Ethernet is a widely-used networking technology that provides a high-speed, reliable, and flexible way to connect devices to a local area network (LAN). Ethernet is based on a set of standards that specify how data is transmitted over the network. In this article, we’ll take a closer look at Ethernet standards, including their history, their characteristics, and their applications.
The History of Ethernet Standards
Ethernet was first developed in the 1970s at Xerox Corporation’s Palo Alto Research Center (PARC), where researchers were looking for a way to connect computers and other devices in a local area network. The original Ethernet standard, known as “Ethernet Version 1.0,” was released in 1980, and it specified a data transfer rate of 10 megabits per second (Mbps).
Since then, a number of Ethernet standards have been developed, each with its own characteristics and applications. These standards include:
Ethernet Standards and Their Characteristics
10BASE-T is the first Ethernet standard that was widely adopted, and it specifies a data transfer rate of 10 Mbps over twisted-pair copper cables. This standard uses a star topology, in which devices are connected to a central hub or switch.
100BASE-TX is an Ethernet standard that specifies a data transfer rate of 100 Mbps over twisted-pair copper cables. This standard uses the same star topology as 10BASE-T, and it is backward-compatible with this earlier standard.
Gigabit Ethernet (1000BASE-T)
Gigabit Ethernet, also known as 1000BASE-T, is an Ethernet standard that specifies a data transfer rate of 1 gigabit per second (Gbps) over twisted-pair copper cables. This standard uses the same star topology as earlier Ethernet standards, and it is backward-compatible with them.
10 Gigabit Ethernet (10GBASE-T)
10 Gigabit Ethernet, also known as 10GBASE-T, is an Ethernet standard that specifies a data transfer rate of 10 Gbps over twisted-pair copper cables. This standard uses the same star topology as earlier Ethernet standards, but it requires higher-quality cabling and more advanced networking equipment.
Other Ethernet Standards
In addition to the standards listed above, there are a number of other Ethernet standards that have been developed over the years, including 1000BASE-SX, 10GBASE-SR, and 40GBASE-T.

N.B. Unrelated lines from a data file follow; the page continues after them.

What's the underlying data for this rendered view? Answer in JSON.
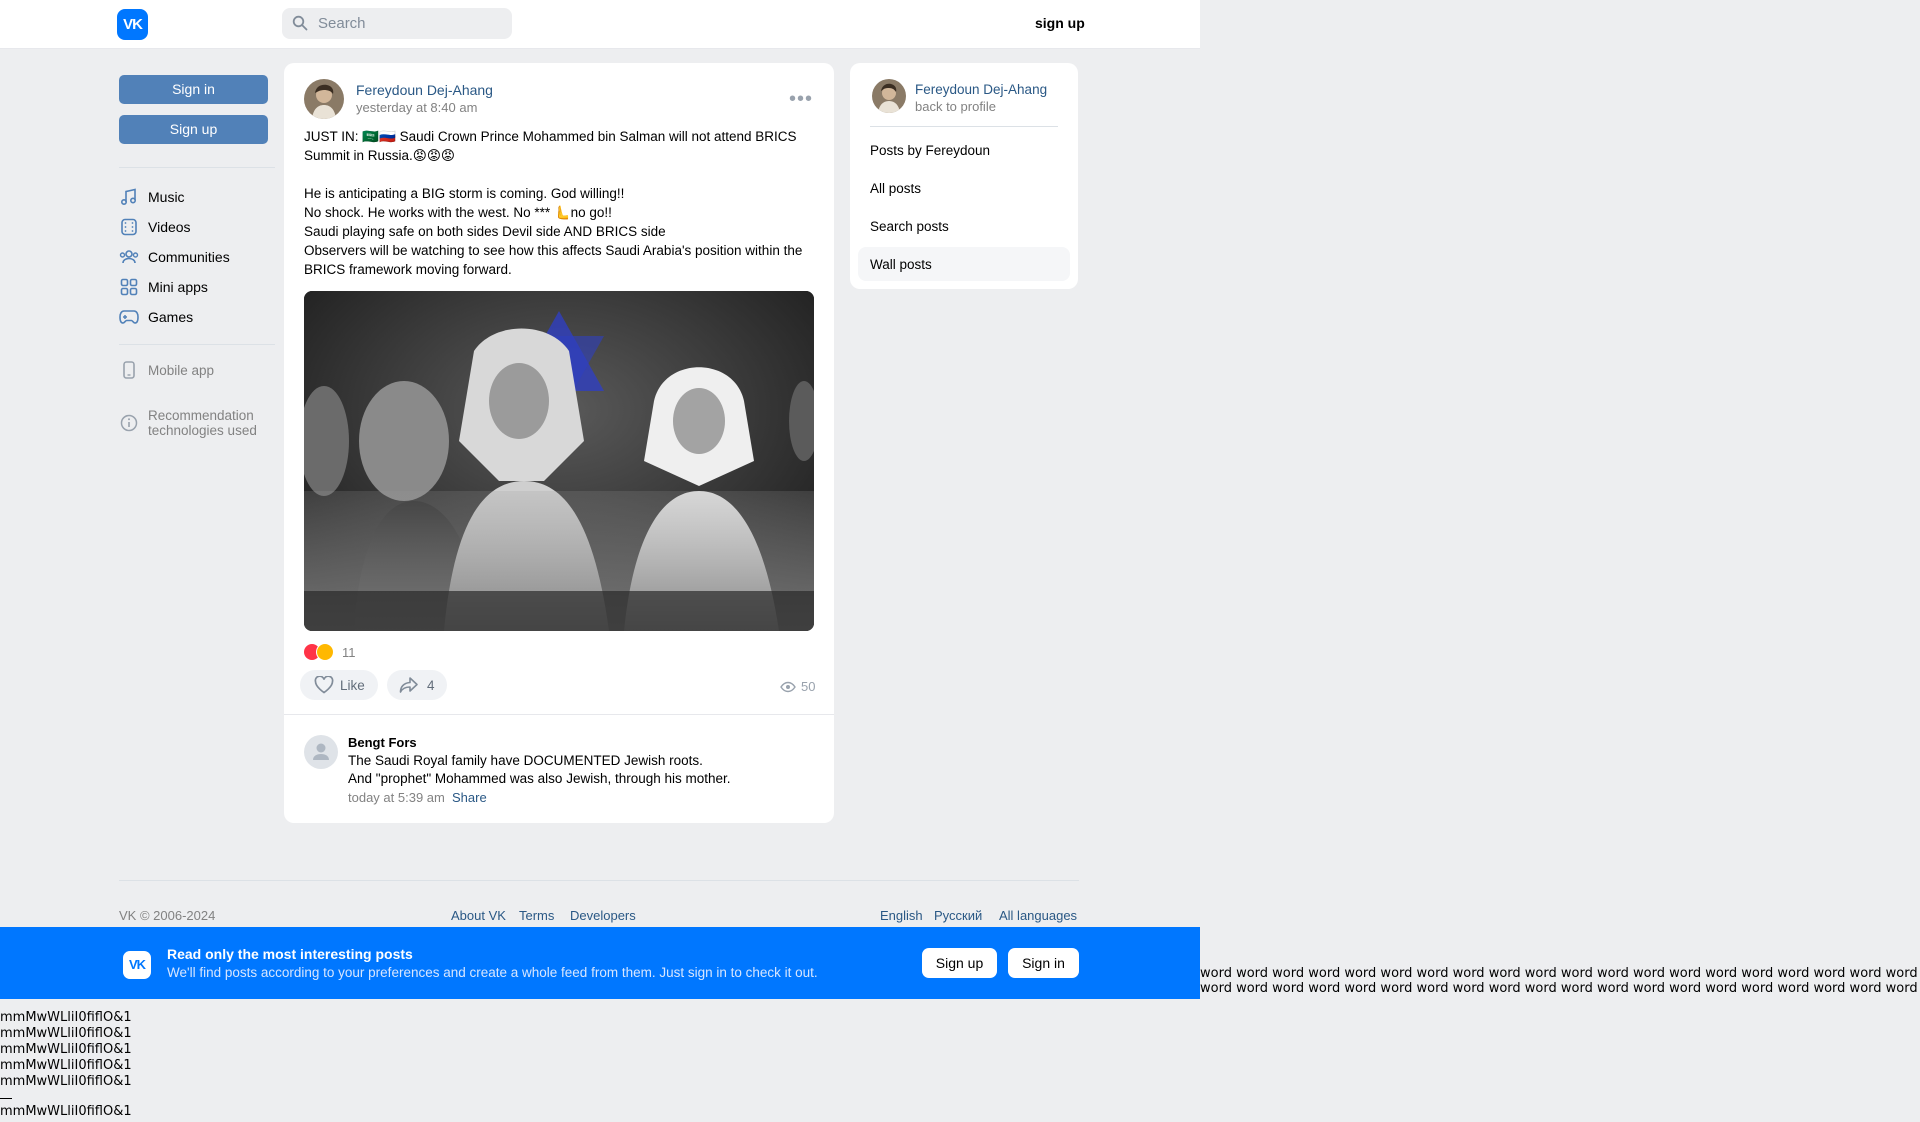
{
  "header": {
    "logo_text": "VK",
    "search_placeholder": "Search",
    "signup_label": "sign up"
  },
  "sidebar": {
    "sign_in": "Sign in",
    "sign_up": "Sign up",
    "items": [
      {
        "label": "Music",
        "icon": "music-icon"
      },
      {
        "label": "Videos",
        "icon": "videos-icon"
      },
      {
        "label": "Communities",
        "icon": "communities-icon"
      },
      {
        "label": "Mini apps",
        "icon": "mini-apps-icon"
      },
      {
        "label": "Games",
        "icon": "games-icon"
      }
    ],
    "mobile_app": "Mobile app",
    "recommendation": [
      "Recommendation",
      "technologies used"
    ]
  },
  "post": {
    "author": "Fereydoun Dej-Ahang",
    "date": "yesterday at 8:40 am",
    "more": "•••",
    "lines": [
      "JUST IN: 🇸🇦🇷🇺 Saudi Crown Prince Mohammed bin Salman will not attend BRICS",
      "Summit in Russia.😡😡😡",
      "",
      "He is anticipating a BIG storm is coming. God willing!!",
      "No shock. He works with the west. No *** 🫷no go!!",
      "Saudi playing safe on both sides Devil side AND BRICS side",
      "Observers will be watching to see how this affects Saudi Arabia's position within the",
      "BRICS framework moving forward."
    ],
    "reaction_count": "11",
    "like_label": "Like",
    "share_count": "4",
    "views": "50"
  },
  "comment": {
    "author": "Bengt Fors",
    "lines": [
      "The Saudi Royal family have DOCUMENTED Jewish roots.",
      "And \"prophet\" Mohammed was also Jewish, through his mother."
    ],
    "date": "today at 5:39 am",
    "share": "Share"
  },
  "profile_card": {
    "name": "Fereydoun Dej-Ahang",
    "back": "back to profile",
    "items": [
      "Posts by Fereydoun",
      "All posts",
      "Search posts",
      "Wall posts"
    ],
    "selected": "Wall posts"
  },
  "footer": {
    "copyright": "VK © 2006-2024",
    "links": [
      "About VK",
      "Terms",
      "Developers"
    ],
    "languages": [
      "English",
      "Русский",
      "All languages"
    ]
  },
  "banner": {
    "title": "Read only the most interesting posts",
    "subtitle": "We'll find posts according to your preferences and create a whole feed from them. Just sign in to check it out.",
    "sign_up": "Sign up",
    "sign_in": "Sign in"
  },
  "stray": {
    "words_line": "word word word word word word word word word word word word word word word word word word word word word word word word word word word word word word word word word",
    "chars_line": "mmMwWLliI0fiflO&1"
  },
  "colors": {
    "brand": "#0077ff",
    "button": "#5181b8",
    "link": "#2a5885",
    "background": "#edeef0"
  }
}
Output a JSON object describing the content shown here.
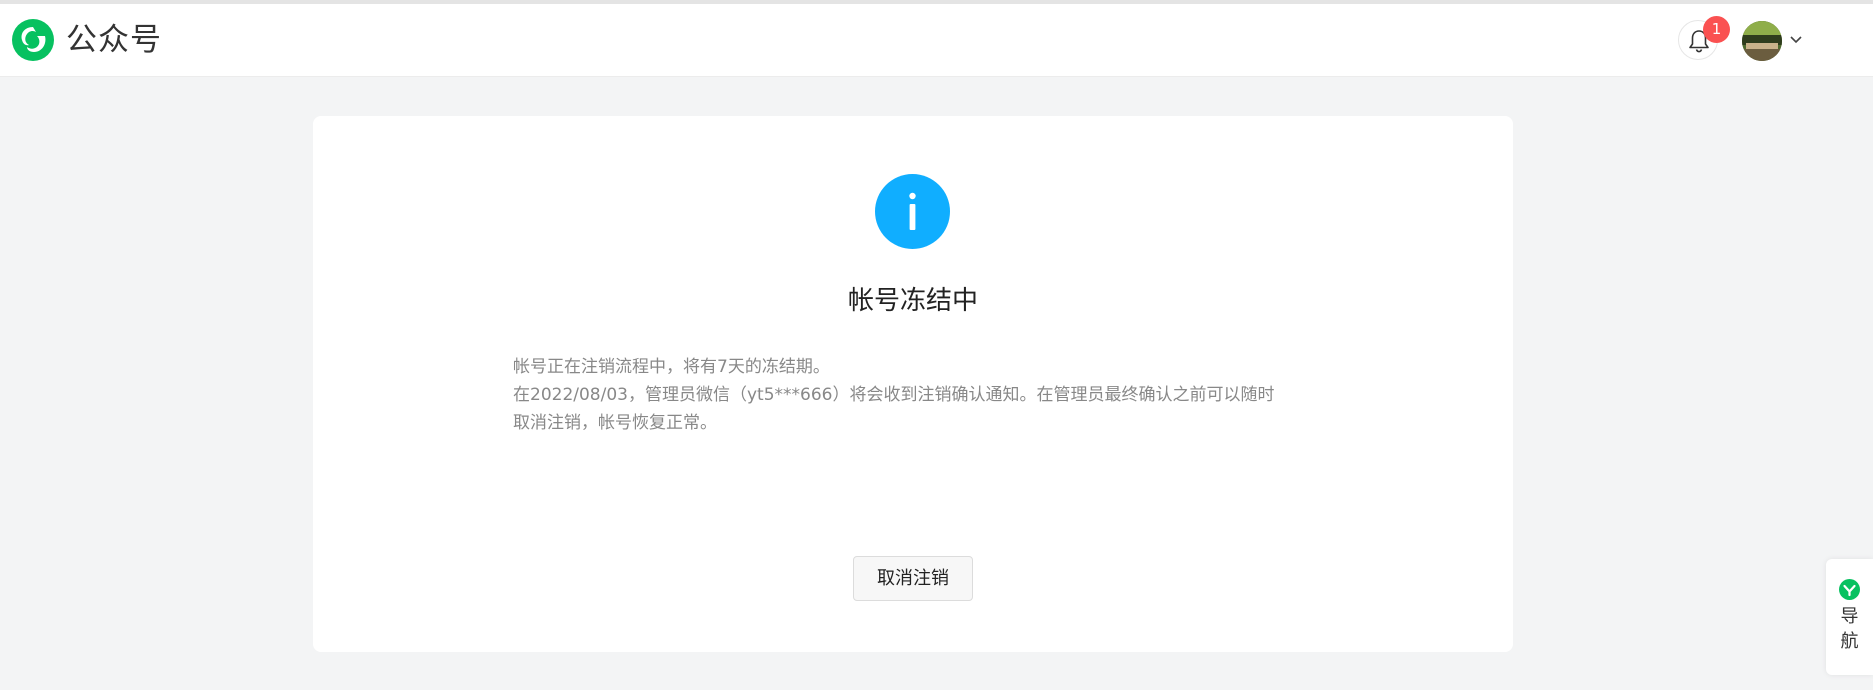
{
  "header": {
    "brand": "公众号",
    "notification_count": "1"
  },
  "notice": {
    "title": "帐号冻结中",
    "lines": [
      "帐号正在注销流程中，将有7天的冻结期。",
      "在2022/08/03，管理员微信（yt5***666）将会收到注销确认通知。在管理员最终确认之前可以随时",
      "取消注销，帐号恢复正常。"
    ],
    "cancel_button": "取消注销"
  },
  "side_nav": {
    "label_chars": [
      "导",
      "航"
    ]
  },
  "colors": {
    "brand_green": "#07c160",
    "info_blue": "#10aeff",
    "badge_red": "#fa5151",
    "page_bg": "#f3f4f5"
  },
  "icons": {
    "logo": "wechat-official-accounts-logo",
    "bell": "bell-icon",
    "info": "info-icon",
    "caret": "chevron-down-icon",
    "nav": "wechat-nav-icon"
  }
}
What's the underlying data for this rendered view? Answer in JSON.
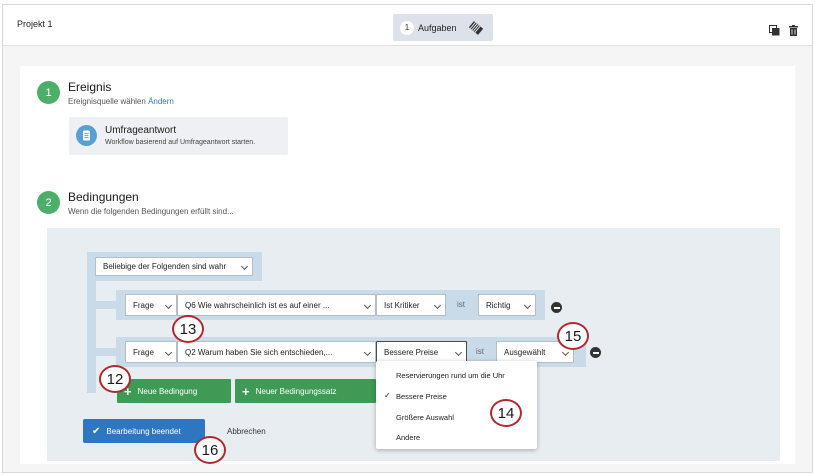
{
  "header": {
    "project_name": "Projekt 1",
    "tasks_count": "1",
    "tasks_label": "Aufgaben",
    "icons": [
      "copy-icon",
      "trash-icon",
      "task-tag-icon"
    ]
  },
  "event": {
    "step": "1",
    "title": "Ereignis",
    "subtitle": "Ereignisquelle wählen",
    "change_link": "Ändern",
    "source_title": "Umfrageantwort",
    "source_desc": "Workflow basierend auf Umfrageantwort starten."
  },
  "conditions": {
    "step": "2",
    "title": "Bedingungen",
    "subtitle": "Wenn die folgenden Bedingungen erfüllt sind...",
    "group_select": "Beliebige der Folgenden sind wahr",
    "rows": [
      {
        "type": "Frage",
        "question": "Q6 Wie wahrscheinlich ist es auf einer ...",
        "field": "Ist Kritiker",
        "operator": "ist",
        "value": "Richtig"
      },
      {
        "type": "Frage",
        "question": "Q2 Warum haben Sie sich entschieden,...",
        "field": "Bessere Preise",
        "operator": "ist",
        "value": "Ausgewählt"
      }
    ],
    "add_condition": "Neue Bedingung",
    "add_condition_set": "Neuer Bedingungssatz",
    "done_button": "Bearbeitung beendet",
    "cancel": "Abbrechen"
  },
  "dropdown": {
    "options": [
      "Reservierungen rund um die Uhr",
      "Bessere Preise",
      "Größere Auswahl",
      "Andere"
    ],
    "selected": "Bessere Preise"
  },
  "callouts": [
    "12",
    "13",
    "14",
    "15",
    "16"
  ],
  "colors": {
    "green": "#4cae68",
    "button_green": "#3e9a54",
    "blue": "#2e76c2",
    "callout_red": "#b3272d",
    "panel": "#e8edf2",
    "group": "#c9dbe9"
  }
}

Applications of Ethernet Standards
Ethernet standards are used in a wide range of networking applications, from home and small office networks to large enterprise networks and data centers. Some of the key applications of Ethernet standards include:
Ethernet standards are used to provide high-speed connectivity between devices on a LAN, enabling users to share files, printers, and other resources.
Data Center Networking
Ethernet standards are used to connect servers, storage systems, and other devices in data center environments, enabling data to be transferred quickly and reliably.
Ethernet standards are used in industrial automation applications, where they are used to connect sensors, controllers, and other devices in manufacturing and process control systems.
Ethernet standards are used in video surveillance systems, where they are used to connect cameras and other devices to a central recording and monitoring system.
Ethernet standards are an essential part of modern networking, providing a fast, reliable, and flexible way to connect devices to a local area network. With a wide range of standards to choose from, network administrators can select the Ethernet standard that best meets the needs of their particular applications. Whether you’re connecting devices in a home or small office network, or building a large enterprise data center, Ethernet standards provide a robust and scalable solution for high-speed data transfer. By staying up-to-date with the latest Ethernet standards and technologies, network professionals can ensure that their networks are fast, reliable, and secure.